Achieving Department of Defense Acquisition Goals
In the first BBP memo, Carter recognized that DoD cannot succeed alone, that many weapons and services essential to deterrence and warfighting are provided by private industry, and that “industry partners are patriots as well as businessmen.”
The Department of Defense and the private sector can work together to develop a more comprehensive DoD strategy to achieve acquisition goals by being both a better buyer andcustomer. Many issues confront such a strategy which embraces Carter’s sentiment, but we can begin by tackling these five difficult aspects of current acquisition strategy: lack of trust, unproductive process, intellectual property policy, acquisition of commercial items, and profit policy.
The indispensable ingredient. The 2005 Defense Performance Assessment admits the current acquisition system is based on lack of trust. This drives predictable behavior and erection of protection on both sides of a contract, and it’s a barrier to partnership. Lack of trust is expensive, consuming tremendous resources in unproductive process better directed to delivery of actual equipment and service to the warfighter. Despite headlines about imagined fraud, waste and abuse, these things are as a practical matter extremely rare. The 1986 Packard Commission understood “The nation’s defense programs lose far more too inefficient procedures than to fraud and dishonesty. The truly costly problems are those of overcomplicated organization and rigid procedure, not avarice or connivance.” If we are to achieve the revolutionary improvement in acquisition reform so elusive these past decades, we must establish an environment of trust both in the indispensable, patriotic private sector and the professionalism and judgment of DoD’s acquisition workforce.
More than just consuming limited resources, the acquisition system drives so much time and cost into defense systems that product technology can become obsolete before being fielded, or makes them cost more than they need to, or pushes so much cost into the programs that they ultimately fall into irrelevance and cancellation.
For 40 years, Pratt & Whitney has been manufacturing F100 engines and components and each year it must renegotiate prices for each one.

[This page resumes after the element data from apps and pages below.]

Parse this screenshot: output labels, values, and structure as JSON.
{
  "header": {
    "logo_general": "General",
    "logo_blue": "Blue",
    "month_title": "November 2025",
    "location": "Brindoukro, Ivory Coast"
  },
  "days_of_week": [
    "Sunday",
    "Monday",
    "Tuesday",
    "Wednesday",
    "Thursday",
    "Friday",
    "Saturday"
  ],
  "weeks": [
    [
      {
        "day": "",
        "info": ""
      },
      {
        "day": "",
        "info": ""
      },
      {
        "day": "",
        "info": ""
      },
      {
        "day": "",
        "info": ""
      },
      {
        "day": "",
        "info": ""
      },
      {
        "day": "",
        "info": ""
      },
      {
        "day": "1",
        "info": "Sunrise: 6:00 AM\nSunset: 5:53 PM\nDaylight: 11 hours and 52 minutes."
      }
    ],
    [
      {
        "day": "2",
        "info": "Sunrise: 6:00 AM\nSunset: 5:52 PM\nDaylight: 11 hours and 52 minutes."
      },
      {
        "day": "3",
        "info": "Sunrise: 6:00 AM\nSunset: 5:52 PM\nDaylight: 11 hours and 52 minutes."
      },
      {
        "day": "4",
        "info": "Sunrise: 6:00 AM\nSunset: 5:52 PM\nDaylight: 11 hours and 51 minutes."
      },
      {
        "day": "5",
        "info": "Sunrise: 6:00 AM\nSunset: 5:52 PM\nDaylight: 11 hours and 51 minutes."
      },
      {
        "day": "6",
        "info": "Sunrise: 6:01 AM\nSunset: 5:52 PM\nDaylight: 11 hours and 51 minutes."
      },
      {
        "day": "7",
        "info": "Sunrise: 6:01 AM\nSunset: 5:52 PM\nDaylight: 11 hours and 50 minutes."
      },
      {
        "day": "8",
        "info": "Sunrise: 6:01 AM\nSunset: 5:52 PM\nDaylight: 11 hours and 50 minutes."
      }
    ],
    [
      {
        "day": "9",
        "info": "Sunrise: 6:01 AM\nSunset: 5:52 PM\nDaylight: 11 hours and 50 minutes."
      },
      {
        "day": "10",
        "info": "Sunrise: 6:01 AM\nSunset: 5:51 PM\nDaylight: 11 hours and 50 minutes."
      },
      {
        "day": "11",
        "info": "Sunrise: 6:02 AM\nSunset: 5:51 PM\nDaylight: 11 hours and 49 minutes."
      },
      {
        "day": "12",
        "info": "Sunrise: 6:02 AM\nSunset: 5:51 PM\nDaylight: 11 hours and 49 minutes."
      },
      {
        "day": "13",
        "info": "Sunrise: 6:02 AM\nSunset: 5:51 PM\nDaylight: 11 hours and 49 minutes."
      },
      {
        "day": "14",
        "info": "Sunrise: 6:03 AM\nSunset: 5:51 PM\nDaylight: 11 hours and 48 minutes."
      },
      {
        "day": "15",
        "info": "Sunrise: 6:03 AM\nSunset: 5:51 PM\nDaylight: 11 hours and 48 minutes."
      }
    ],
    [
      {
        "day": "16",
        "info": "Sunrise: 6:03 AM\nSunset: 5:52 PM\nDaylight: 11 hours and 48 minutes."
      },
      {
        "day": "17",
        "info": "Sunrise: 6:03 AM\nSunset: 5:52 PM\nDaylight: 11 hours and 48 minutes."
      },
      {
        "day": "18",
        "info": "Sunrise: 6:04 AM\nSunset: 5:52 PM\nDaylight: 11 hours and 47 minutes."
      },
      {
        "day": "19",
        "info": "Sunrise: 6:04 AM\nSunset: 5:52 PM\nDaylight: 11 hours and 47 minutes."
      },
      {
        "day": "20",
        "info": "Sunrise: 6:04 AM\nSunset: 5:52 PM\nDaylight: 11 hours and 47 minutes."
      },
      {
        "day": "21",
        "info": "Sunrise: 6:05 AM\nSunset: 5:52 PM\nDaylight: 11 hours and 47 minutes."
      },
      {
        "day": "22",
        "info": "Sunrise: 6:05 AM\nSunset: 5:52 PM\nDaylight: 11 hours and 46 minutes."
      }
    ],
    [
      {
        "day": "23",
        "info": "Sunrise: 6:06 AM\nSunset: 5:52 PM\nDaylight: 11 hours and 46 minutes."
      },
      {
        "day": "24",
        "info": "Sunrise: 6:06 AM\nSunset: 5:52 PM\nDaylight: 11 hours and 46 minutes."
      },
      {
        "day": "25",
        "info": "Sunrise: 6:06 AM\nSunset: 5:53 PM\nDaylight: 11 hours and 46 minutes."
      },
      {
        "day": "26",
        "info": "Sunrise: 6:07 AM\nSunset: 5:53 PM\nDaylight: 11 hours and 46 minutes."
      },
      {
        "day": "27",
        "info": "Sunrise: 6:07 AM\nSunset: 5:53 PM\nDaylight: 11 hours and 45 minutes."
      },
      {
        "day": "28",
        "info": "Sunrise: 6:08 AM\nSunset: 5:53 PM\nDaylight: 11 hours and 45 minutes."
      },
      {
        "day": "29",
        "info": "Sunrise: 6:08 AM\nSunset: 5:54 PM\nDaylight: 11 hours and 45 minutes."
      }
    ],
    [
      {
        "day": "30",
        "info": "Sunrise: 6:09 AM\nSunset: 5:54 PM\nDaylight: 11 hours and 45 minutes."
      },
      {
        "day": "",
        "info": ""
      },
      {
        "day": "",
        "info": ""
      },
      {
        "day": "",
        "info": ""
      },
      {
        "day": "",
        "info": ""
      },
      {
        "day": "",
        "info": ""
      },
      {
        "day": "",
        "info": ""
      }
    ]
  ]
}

After building 180 C-17 aircraft, the bulk of the Air Force fleet, Boeing was obliged to submit sixty-three thousand pages of data in a subsequent buy. Are these role model examples for the protection of the taxpayer’s interests? I suggest instead they are great opportunities for common sense and tremendous savings in time and treasure. Suppose for example that for mature products and services, we simply allow alternate buys at base price plus agreeable government economic indices. How many of the 150,000 acquisition professionals in AT&L, and how many in industry can be freed up with such a simple change and their resources applied to other critical tasks or to the straining budget?
Rep. Thornberry is tackling this problem. “One of the reasons things have gotten so bogged down in bureaucracy is that we’ve tried to paperwork away all risk … Over and over again, I heard that program managers and industry are forced to manage the process rather than manage the programs.”